The first full day of garden touring included the Cottage District which must contain the happiest people on earth.  Who could live in this house without smiling every day?  The houses in the cottage district are painted in the colors of the rainbow and much reminiscent of this gardener's past vacations on Martha's Vineyard which has a collection of similarly painted houses in the Campground Compound of Oak Bluffs.  They look like this.  The tiny gardens were inviting, unique, and packed with plants.  Wandering in and out of the side alleys IMG_2226
to the back gardens IMG_2239
and then along the streets could not have been more fun especially in the company of other plant and garden lovers.   There was, for the most part, a gentle rain which was sporadic. Strolling was possible between the drops.  IMG_2248
Attention to detail was the order of the day.  I love the way this house IMG_2261
has its' hose matching the window boxes.  The back yard was just as detailed.  The use of mirrors in the small enclosed spaces gave added depth to some of the gardens and the images captured were impressionistic from the rain.  IMG_2300
Here is Pat, who also blogs from New England, captured in this mirror's watery depths.  There was also a mirror in the very back of this garden which caught many a blogger's eye. IMG_2305
The winding path leading to this back area was narrow but invited further inspection and upon the return route, one was treated to a view of this hydrangea in bud and the bee balm which seems to be a signature Buffa10 plant. IMG_2306

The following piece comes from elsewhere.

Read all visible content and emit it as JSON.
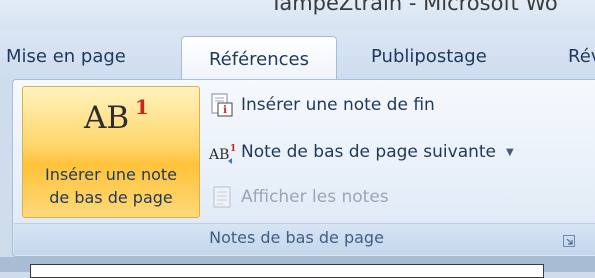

  It grows tall and lush and not a spec of powdery mildew was seen on any in any garden.  The Cottage District was just the first part of our day but what a way to start.  In tribute to today's Flag Day, here is one final image.  IMG_2249